Will each hermit crab have enough space to dig down and moult?
Moulting is responsible for most of the deaths of land hermit crabs in captivity. They need to have adequate moulting conditions or they will not survive. The substrate should be deep enough so that it is at least three times the height of the largest hermit crab at least one section of the tank. You should also make allowances for an isolation unit for each hermit crab, and have it prepared beforehand if possible.
Do I have at least three seashells for each size of hermit crab?
Each hermit crab should have access to at least three seashells of its size and shape, and they should include some of the more popular seashells for land hermit crabs for that size. If it cannot find a seashell to fit, your hermit crab may become very crabby. If you cannot take responsibility to find quality seashells for each hermit crab, then you should stick to hermit crabs of the same size. At least then, they will have a range of shells to choose from.
Larger hermit crabs are often more aggressive than small hermit crabs. It is not a good idea to pick a hermit crab that is overly aggressive, as it may continue its aggressive streak in your tank.
Signs of Illness
If you see a hermit crab with signs of illness in a pet store, it is often not a wise idea to take it home, especially if the signs are of mold, bacteria, mites, fungus or other illness that may spread to your current hermit crabs. Pet Stores are not allowed to sell ill animals. If a hermit crab dies within twenty-four hours, take it back to the pet store and ask them for a replacement.
RESPONSIBLE PET OWNERSHIP
It is important that you choose the hermit crabs that are suitable for your family and crabitat. If you only have room for a small crabitat in your home, then it may be best that you choose fairly small hermit crabs.
Larger hermit crabs need more room to move about within your tank, and will need larger versions of water dishes, food dishes, hideouts and the like. It is also important that if you have small children, that you do not buy jumbo hermit crabs which may be able to break the skin with a nip.
Many larger hermit crabs are more wary of being dropped and will latch on if they feel in danger. It may be wise to choose micro, teenie or small hermit crabs for toddlers. Even if they do nip, it doesn’t hurt or cause damage.
Your Family Lifestyle
Land Hermit Crabs need fresh food and water every day. If you are not able to be there to provide these essential needs, it is important that you find someone to look after your hermit crabs if you are gone for more than two days. A ZooMed Repti-Reservoir may be helpful in providing water during the day if you work, as the reservoir holds a few days worth of water, and operates like the refillable dog bowls do, just a smaller version.

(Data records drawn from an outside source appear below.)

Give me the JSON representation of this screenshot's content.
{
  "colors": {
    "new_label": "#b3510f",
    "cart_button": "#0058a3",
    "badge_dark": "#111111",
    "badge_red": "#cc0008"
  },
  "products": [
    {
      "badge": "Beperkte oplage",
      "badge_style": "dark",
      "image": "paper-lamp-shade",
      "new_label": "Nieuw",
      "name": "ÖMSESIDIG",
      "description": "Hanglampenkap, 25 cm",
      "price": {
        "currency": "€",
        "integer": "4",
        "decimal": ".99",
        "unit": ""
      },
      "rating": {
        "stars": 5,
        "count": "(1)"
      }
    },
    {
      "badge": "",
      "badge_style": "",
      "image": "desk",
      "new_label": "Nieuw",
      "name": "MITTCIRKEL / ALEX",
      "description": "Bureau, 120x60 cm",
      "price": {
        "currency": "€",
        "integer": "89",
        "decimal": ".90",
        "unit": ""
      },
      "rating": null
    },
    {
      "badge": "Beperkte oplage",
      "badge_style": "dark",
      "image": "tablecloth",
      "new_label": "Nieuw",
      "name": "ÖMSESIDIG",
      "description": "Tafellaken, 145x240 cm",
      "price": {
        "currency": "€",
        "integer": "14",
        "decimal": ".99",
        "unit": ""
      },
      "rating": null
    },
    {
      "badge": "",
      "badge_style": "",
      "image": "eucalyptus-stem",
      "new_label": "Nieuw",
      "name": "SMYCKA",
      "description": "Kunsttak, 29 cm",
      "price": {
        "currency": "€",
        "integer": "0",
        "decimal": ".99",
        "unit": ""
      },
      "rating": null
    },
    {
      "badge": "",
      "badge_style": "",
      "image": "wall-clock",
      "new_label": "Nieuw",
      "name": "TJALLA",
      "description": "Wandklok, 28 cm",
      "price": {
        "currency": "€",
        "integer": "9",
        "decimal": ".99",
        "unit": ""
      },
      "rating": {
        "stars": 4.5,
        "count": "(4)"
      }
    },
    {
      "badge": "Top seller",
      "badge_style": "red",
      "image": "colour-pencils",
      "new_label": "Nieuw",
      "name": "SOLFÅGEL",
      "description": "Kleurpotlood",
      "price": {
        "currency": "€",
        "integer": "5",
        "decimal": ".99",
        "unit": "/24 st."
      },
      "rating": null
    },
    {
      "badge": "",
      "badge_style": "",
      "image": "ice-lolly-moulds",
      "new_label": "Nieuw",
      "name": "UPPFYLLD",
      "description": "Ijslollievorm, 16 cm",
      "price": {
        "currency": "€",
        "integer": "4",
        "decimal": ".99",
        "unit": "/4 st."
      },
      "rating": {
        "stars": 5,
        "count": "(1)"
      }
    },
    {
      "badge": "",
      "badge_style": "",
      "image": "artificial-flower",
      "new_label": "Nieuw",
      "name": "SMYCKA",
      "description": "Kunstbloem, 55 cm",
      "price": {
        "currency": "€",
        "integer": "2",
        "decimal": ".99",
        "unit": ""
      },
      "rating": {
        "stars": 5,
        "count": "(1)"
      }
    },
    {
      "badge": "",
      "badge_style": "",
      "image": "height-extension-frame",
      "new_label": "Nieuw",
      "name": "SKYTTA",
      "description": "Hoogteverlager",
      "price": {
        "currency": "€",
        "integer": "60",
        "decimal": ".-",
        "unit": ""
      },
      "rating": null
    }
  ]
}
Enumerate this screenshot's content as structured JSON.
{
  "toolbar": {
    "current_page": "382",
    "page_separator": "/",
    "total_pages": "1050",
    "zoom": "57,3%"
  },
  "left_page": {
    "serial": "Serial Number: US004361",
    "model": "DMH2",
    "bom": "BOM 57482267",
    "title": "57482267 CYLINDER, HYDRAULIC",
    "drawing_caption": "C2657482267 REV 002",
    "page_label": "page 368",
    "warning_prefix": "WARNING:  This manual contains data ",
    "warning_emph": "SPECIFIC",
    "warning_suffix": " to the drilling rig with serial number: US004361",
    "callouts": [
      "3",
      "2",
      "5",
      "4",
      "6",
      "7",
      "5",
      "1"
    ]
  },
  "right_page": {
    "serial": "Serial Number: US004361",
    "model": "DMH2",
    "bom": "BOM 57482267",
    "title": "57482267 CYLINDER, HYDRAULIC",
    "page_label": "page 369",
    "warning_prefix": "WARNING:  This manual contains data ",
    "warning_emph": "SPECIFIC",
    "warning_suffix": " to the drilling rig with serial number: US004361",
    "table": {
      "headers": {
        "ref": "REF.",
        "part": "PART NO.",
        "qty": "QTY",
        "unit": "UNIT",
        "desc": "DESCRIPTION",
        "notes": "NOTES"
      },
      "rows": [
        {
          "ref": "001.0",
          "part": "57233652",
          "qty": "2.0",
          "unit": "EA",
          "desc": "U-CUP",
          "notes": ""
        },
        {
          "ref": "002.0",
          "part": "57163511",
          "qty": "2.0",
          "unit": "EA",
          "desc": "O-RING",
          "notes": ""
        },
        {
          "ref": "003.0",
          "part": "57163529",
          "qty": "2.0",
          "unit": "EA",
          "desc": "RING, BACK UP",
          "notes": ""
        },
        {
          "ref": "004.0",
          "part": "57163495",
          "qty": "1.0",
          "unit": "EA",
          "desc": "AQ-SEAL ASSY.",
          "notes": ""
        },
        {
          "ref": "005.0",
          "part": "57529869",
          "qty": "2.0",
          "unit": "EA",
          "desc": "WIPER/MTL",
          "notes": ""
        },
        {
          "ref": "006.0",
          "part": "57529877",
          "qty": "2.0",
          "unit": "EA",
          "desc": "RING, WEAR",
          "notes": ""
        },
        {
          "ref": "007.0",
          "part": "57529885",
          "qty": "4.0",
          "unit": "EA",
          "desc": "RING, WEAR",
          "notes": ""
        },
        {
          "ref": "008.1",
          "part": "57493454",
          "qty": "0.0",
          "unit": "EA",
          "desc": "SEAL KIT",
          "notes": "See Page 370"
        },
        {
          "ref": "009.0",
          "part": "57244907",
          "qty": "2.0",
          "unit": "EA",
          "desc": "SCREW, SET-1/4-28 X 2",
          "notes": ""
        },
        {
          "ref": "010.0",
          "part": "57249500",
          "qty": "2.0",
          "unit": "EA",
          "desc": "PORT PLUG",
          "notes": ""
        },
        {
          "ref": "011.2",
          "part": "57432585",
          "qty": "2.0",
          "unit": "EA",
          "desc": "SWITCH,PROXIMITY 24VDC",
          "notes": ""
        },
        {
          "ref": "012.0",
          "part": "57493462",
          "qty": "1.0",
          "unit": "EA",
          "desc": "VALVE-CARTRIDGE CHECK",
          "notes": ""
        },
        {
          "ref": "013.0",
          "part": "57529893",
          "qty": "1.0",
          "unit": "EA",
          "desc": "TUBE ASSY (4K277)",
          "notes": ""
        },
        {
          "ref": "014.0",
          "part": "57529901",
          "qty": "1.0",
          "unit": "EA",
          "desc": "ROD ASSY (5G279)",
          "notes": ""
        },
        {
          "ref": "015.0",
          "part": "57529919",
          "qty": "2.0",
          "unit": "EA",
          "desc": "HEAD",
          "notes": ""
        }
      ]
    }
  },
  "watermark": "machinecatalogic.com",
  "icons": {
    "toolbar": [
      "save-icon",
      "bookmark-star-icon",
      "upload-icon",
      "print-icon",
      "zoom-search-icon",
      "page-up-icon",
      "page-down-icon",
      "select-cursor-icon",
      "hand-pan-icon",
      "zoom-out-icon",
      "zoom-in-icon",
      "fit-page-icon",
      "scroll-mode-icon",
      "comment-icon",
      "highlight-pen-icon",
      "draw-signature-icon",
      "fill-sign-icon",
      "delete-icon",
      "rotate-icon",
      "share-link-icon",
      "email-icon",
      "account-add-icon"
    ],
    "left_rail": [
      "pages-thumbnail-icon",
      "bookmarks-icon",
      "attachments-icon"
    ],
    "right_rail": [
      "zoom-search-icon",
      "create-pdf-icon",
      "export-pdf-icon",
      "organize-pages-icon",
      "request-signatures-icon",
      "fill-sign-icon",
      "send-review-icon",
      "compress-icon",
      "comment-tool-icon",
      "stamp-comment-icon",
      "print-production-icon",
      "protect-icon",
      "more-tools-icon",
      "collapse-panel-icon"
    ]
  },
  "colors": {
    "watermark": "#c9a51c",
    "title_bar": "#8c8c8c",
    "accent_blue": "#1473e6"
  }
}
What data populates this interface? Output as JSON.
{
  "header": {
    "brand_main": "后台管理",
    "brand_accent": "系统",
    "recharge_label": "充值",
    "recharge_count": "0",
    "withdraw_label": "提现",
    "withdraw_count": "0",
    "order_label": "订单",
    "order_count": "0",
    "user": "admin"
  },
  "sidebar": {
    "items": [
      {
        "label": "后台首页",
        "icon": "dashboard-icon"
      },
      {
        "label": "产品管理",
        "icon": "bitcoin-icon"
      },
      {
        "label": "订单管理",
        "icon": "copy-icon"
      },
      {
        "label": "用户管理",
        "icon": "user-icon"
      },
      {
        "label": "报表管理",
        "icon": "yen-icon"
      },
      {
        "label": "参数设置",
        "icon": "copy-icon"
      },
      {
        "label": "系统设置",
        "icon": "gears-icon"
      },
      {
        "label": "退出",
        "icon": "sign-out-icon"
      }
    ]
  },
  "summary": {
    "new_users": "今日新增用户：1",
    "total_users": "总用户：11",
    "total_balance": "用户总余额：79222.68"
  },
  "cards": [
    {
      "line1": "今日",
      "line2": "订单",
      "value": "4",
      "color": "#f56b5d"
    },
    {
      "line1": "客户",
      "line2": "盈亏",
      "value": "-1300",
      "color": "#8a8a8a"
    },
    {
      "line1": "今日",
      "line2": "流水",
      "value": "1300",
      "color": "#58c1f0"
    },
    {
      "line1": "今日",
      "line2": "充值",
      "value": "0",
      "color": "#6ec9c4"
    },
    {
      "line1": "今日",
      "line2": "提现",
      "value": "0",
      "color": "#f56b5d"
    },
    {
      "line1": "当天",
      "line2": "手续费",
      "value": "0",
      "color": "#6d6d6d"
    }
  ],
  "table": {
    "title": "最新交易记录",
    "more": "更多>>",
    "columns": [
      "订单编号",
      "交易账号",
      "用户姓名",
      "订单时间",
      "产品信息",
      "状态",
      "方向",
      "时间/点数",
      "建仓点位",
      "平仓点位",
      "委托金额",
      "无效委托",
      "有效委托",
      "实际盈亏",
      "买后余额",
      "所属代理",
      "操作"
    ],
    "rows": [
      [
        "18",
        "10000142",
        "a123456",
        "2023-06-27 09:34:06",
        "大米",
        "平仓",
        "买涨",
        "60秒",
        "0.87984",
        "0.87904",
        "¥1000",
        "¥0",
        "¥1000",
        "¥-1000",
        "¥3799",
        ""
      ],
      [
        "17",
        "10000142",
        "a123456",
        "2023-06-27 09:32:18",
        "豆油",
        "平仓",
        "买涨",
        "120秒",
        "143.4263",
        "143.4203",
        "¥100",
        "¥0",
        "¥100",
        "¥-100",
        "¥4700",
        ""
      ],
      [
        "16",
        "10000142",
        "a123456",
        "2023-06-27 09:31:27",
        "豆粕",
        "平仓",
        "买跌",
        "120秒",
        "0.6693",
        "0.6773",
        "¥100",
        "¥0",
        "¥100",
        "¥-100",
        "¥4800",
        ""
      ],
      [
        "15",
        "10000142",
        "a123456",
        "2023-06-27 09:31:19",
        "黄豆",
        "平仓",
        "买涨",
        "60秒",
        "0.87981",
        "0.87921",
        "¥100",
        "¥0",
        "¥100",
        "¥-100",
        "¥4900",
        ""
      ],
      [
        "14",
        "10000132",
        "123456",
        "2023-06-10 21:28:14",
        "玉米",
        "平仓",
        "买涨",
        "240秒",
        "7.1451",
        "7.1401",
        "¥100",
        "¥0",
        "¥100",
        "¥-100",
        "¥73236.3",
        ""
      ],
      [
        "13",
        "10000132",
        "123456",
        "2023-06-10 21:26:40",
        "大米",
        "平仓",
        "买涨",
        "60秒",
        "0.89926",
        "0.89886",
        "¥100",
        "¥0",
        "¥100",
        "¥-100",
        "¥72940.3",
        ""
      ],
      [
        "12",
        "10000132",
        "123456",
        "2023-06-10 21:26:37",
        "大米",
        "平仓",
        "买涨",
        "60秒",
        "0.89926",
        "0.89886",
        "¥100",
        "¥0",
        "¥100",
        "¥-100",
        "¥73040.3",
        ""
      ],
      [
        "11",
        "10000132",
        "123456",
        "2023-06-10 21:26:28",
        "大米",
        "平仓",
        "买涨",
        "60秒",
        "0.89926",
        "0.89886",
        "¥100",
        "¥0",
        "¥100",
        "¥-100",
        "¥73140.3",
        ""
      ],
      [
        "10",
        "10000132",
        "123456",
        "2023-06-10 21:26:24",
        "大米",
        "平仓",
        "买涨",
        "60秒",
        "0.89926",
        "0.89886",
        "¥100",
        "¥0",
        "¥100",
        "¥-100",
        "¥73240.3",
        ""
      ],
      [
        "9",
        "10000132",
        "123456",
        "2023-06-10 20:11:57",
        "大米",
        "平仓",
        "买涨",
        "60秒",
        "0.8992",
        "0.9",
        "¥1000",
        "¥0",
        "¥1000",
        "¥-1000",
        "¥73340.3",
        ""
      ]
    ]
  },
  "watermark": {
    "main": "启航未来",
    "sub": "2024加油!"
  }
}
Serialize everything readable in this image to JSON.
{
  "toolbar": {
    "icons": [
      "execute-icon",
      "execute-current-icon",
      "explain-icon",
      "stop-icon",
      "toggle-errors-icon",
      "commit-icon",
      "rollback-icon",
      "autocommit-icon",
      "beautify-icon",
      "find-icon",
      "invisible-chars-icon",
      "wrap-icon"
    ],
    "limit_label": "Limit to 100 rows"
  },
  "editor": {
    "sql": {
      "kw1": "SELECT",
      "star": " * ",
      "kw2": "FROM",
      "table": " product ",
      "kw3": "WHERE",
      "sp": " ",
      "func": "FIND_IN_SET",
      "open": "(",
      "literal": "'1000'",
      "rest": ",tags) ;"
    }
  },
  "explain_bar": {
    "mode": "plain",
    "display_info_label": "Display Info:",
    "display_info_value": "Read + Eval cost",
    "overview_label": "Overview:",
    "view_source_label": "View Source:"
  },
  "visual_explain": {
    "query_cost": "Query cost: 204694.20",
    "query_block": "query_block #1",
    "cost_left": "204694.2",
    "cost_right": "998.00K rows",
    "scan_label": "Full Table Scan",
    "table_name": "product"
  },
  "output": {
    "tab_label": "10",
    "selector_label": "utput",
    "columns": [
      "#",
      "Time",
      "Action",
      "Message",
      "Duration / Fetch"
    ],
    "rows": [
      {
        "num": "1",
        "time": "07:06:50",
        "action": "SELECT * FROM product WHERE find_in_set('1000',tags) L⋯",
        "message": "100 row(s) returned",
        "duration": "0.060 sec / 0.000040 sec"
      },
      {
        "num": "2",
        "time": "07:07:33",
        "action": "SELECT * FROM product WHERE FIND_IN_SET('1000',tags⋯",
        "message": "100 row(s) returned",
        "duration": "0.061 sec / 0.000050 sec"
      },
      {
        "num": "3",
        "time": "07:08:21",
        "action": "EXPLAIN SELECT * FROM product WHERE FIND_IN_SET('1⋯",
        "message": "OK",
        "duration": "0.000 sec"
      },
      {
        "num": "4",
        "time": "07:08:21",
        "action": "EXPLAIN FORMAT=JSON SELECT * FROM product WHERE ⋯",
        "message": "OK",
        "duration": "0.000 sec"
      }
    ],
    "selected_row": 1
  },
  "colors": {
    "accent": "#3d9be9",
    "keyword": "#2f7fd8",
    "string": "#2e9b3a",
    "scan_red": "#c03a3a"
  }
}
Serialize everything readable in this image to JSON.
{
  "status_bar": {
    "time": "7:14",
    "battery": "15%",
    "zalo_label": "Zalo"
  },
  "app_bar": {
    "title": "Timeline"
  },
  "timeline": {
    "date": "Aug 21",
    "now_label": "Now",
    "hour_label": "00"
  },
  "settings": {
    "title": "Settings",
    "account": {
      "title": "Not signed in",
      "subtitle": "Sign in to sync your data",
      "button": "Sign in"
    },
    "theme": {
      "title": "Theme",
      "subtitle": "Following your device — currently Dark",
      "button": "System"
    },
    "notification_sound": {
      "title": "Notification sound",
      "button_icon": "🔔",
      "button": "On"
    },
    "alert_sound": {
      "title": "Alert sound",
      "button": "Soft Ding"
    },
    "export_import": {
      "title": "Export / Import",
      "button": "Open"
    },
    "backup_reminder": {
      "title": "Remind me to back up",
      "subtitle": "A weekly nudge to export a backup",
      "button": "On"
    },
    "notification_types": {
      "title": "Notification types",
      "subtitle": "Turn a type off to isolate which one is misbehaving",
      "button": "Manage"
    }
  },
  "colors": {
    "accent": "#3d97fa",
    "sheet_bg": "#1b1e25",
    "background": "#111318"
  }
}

Your Home Environment
You will need to find a suitable spot within your home for the placement of your land hermit crab’s crabitat. Somewhere out of drafts, and away from any chemicals, insecticides or fumes. Typical locations are in the lounge room or in bedrooms, however the noise of nocturnal hermit crabs partying the night away has kept more than one hermit crabber awake. If possible, the crabitat should be placed in an area which does not re- ceive a heavy traffic, allowing for some privacy and quiet.
You will need to spend at least five minutes at morning and night time refilling water and food dishes; picking through the substrate for any food that has fallen or been dragged out of the food bowl and to check for signs of any problems or illness.
HOW TO HELP
Please download and print out caresheets and drop them into your local pet stores.
WEBSITES WE LOVE
Land Hermit Crab Owners Society
The Crab Street Journal Magazine